Fedora 13 ships with a new, optional user management utility, called AccountsDialog, which will eventually replace Red Hat's system-config-users tool. The new tool puts a graphical face on some of the work that Red Hat has been doing to whittle away at the all-powerful superuser account in favor of more granularly parcelled permissions. For instance, where the existing utility runs as the root user from the get-go, the new tool launches without requiring administrator rights and asks for rights elevation as needed.
Red Hat has been moving in this direction over its past few releases, removing the requirement for administrative applications to run entirely with superuser rights, and tapping the PolicyKit framework to handle the permission-granting. What caught my eye in the new user tool is the option to configure users as Standard, Administrator or Supervised, with the unfamiliar-looking Supervised bucket as the default.
While the primary user account I'd created remained in the Supervised bucket, applications that supported the PolicyKit framework would ask for my system's root password when they required rights elevation. When I shifted my account to the Administrator class, the system asked instead for my account password. This change in permissions management sets the stage to give certain administrative rights to certain users, thereby allowing for finer-grained control over the system.
The move toward embracing PolicyKit within Fedora is still going on, and many tools still require root permissions. I used a command line utility, pkexec, to elevate my permissions to run some of these applications, but this tool does not work with graphical applications. For more information on the changes involving the user management tool and PolicyKit, see this mailing list thread: tinyurl.com/23d8xxq.
Elsewhere in the release, I was pleased to find that Red Hat's handy network management framework, cleverly known as NetworkManager, has picked up a command line interface to go along with the graphical tools to which it's been limited so far. The new utility, called cnetworkmanager, should be a welcome sight for those who work with headless Fedora servers and would like to use the same network configuration tool they've become accustomed to on GUI-based systems.

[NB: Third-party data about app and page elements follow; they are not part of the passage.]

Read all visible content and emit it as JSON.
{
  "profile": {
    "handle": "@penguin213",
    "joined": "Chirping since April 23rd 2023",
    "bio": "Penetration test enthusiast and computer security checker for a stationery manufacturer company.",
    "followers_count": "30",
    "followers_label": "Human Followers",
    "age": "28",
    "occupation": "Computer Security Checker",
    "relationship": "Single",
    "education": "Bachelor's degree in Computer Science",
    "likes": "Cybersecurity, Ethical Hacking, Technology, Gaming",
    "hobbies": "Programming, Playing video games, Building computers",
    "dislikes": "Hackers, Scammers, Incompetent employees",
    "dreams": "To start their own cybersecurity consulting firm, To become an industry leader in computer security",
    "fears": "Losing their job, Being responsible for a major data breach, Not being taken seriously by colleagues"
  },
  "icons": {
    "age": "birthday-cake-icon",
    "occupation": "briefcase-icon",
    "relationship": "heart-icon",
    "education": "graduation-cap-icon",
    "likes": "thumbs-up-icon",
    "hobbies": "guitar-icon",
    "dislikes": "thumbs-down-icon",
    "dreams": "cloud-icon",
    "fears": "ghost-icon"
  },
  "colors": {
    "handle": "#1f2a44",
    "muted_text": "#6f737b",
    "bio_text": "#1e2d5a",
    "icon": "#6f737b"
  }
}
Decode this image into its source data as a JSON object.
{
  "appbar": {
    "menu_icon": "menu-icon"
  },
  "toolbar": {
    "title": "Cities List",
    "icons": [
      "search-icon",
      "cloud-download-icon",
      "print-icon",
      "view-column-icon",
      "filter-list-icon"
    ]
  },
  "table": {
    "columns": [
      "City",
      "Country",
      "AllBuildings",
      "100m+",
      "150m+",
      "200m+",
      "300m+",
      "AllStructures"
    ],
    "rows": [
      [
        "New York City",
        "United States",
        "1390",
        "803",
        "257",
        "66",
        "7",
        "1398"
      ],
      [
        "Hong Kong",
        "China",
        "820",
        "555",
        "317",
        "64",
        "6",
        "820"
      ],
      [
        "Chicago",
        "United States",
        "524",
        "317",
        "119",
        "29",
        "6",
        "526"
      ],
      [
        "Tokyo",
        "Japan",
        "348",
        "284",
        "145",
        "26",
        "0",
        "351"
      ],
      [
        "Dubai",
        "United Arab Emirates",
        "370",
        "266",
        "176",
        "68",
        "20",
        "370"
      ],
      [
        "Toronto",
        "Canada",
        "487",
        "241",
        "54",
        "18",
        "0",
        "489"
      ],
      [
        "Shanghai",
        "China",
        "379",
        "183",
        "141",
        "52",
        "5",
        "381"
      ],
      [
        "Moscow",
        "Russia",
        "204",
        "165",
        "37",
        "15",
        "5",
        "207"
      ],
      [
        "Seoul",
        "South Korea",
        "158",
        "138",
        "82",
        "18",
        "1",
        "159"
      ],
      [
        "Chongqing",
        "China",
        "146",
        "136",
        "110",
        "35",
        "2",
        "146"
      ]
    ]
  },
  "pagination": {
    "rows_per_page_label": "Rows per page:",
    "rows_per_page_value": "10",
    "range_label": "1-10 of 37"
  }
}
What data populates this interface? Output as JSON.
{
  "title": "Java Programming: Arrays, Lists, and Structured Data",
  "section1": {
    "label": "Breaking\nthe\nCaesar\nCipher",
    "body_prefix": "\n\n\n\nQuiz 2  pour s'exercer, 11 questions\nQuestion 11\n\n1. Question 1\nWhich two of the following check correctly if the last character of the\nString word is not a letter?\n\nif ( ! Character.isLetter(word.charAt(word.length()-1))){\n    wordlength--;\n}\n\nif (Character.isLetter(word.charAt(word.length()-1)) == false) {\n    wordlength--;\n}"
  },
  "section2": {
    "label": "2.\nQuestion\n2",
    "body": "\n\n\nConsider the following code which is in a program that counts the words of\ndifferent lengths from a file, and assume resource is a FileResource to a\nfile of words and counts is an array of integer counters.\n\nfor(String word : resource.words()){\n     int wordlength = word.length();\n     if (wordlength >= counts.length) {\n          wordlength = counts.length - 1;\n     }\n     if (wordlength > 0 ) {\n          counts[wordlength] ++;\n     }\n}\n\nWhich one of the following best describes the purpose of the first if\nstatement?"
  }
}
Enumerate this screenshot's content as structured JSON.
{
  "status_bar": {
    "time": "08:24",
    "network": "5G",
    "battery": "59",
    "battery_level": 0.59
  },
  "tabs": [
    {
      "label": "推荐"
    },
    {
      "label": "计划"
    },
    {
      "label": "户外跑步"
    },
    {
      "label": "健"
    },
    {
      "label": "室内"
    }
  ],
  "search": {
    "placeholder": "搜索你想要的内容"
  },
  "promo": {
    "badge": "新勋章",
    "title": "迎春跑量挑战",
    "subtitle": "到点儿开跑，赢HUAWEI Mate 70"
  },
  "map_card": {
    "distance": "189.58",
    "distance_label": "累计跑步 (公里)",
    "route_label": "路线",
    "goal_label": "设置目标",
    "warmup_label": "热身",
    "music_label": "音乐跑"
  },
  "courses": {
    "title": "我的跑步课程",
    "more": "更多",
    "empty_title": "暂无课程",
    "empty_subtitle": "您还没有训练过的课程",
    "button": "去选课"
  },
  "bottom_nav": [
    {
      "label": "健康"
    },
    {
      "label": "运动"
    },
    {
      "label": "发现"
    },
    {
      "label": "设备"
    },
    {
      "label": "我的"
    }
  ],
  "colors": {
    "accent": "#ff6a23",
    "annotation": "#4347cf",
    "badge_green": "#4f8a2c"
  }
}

Another cool Fedora 13 feature that caught my eye was BFO, a Fedora take on the BKO (boot.kernel.org) project that enables administrators to boot a machine from a very small disc image and run or install Fedora from the network. I installed one of my test VMs using a svelte 626KB BFO image and found the process more streamlined than with previous Fedora network installation attempts. I recommend editing the boot command from the GRUB (Grand Unified Bootloader) screen to point to a nearby mirror of Fedora. I typically opt for the kernel.org mirror here in San Francisco.
I mentioned at the top of this review that my tests using Fedora 13 were nearly free of SELinux issues: The mandatory access control framework, which comes enabled on Fedora, typically gives me some trouble during tests. This time around, all was smooth until I hit Bug 566332 while connecting to my BlackBerry 8330 phone via Bluetooth. On the bright side, this snag gave me the opportunity to see Fedora's new SELinux trobuleshooter panel icon, which is modeled after an automobile's check engine light.